------ Dataset extract

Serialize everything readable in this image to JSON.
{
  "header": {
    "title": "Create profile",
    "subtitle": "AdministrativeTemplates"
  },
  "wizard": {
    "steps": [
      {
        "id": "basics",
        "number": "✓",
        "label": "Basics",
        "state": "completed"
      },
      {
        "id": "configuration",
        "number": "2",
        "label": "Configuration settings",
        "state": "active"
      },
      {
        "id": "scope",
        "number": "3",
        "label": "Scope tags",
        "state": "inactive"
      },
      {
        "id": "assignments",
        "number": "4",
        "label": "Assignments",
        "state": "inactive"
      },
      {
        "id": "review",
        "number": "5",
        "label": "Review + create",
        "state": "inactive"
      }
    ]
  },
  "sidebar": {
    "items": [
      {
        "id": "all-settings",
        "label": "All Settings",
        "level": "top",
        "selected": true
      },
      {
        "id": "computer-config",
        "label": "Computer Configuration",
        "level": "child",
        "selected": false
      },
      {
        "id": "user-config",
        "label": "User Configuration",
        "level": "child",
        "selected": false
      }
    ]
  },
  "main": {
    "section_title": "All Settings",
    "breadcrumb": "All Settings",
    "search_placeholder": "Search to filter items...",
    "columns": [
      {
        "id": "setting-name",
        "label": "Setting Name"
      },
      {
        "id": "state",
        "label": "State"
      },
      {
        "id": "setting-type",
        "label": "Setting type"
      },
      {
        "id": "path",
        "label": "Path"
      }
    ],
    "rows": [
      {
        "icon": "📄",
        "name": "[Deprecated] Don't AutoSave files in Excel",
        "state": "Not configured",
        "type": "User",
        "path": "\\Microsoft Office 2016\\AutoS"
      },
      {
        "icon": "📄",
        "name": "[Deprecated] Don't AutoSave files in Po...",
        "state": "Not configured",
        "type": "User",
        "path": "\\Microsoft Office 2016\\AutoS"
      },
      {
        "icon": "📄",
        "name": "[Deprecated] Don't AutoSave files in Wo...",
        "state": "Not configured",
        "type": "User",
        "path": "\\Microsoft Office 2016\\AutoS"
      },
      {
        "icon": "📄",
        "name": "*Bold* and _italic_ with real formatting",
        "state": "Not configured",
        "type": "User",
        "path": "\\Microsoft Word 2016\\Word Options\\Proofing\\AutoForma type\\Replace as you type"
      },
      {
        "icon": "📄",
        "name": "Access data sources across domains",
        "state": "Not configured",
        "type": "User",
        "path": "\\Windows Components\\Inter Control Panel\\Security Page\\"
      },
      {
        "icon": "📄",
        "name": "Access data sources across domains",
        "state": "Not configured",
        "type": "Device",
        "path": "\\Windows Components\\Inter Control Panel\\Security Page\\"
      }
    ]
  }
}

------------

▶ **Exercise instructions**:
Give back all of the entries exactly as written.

▶ **Response for this exercise**:
Serialize everything readable in this image to JSON.
{
  "header": {
    "title": "Create profile",
    "subtitle": "AdministrativeTemplates"
  },
  "wizard": {
    "steps": [
      {
        "id": "basics",
        "number": "✓",
        "label": "Basics",
        "state": "completed"
      },
      {
        "id": "configuration",
        "number": "2",
        "label": "Configuration settings",
        "state": "active"
      },
      {
        "id": "scope",
        "number": "3",
        "label": "Scope tags",
        "state": "inactive"
      },
      {
        "id": "assignments",
        "number": "4",
        "label": "Assignments",
        "state": "inactive"
      },
      {
        "id": "review",
        "number": "5",
        "label": "Review + create",
        "state": "inactive"
      }
    ]
  },
  "sidebar": {
    "items": [
      {
        "id": "all-settings",
        "label": "All Settings",
        "level": "top",
        "selected": true
      },
      {
        "id": "computer-config",
        "label": "Computer Configuration",
        "level": "child",
        "selected": false
      },
      {
        "id": "user-config",
        "label": "User Configuration",
        "level": "child",
        "selected": false
      }
    ]
  },
  "main": {
    "section_title": "All Settings",
    "breadcrumb": "All Settings",
    "search_placeholder": "Search to filter items...",
    "columns": [
      {
        "id": "setting-name",
        "label": "Setting Name"
      },
      {
        "id": "state",
        "label": "State"
      },
      {
        "id": "setting-type",
        "label": "Setting type"
      },
      {
        "id": "path",
        "label": "Path"
      }
    ],
    "rows": [
      {
        "icon": "📄",
        "name": "[Deprecated] Don't AutoSave files in Excel",
        "state": "Not configured",
        "type": "User",
        "path": "\\Microsoft Office 2016\\AutoS"
      },
      {
        "icon": "📄",
        "name": "[Deprecated] Don't AutoSave files in Po...",
        "state": "Not configured",
        "type": "User",
        "path": "\\Microsoft Office 2016\\AutoS"
      },
      {
        "icon": "📄",
        "name": "[Deprecated] Don't AutoSave files in Wo...",
        "state": "Not configured",
        "type": "User",
        "path": "\\Microsoft Office 2016\\AutoS"
      },
      {
        "icon": "📄",
        "name": "*Bold* and _italic_ with real formatting",
        "state": "Not configured",
        "type": "User",
        "path": "\\Microsoft Word 2016\\Word Options\\Proofing\\AutoForma type\\Replace as you type"
      },
      {
        "icon": "📄",
        "name": "Access data sources across domains",
        "state": "Not configured",
        "type": "User",
        "path": "\\Windows Components\\Inter Control Panel\\Security Page\\"
      },
      {
        "icon": "📄",
        "name": "Access data sources across domains",
        "state": "Not configured",
        "type": "Device",
        "path": "\\Windows Components\\Inter Control Panel\\Security Page\\"
      }
    ]
  }
}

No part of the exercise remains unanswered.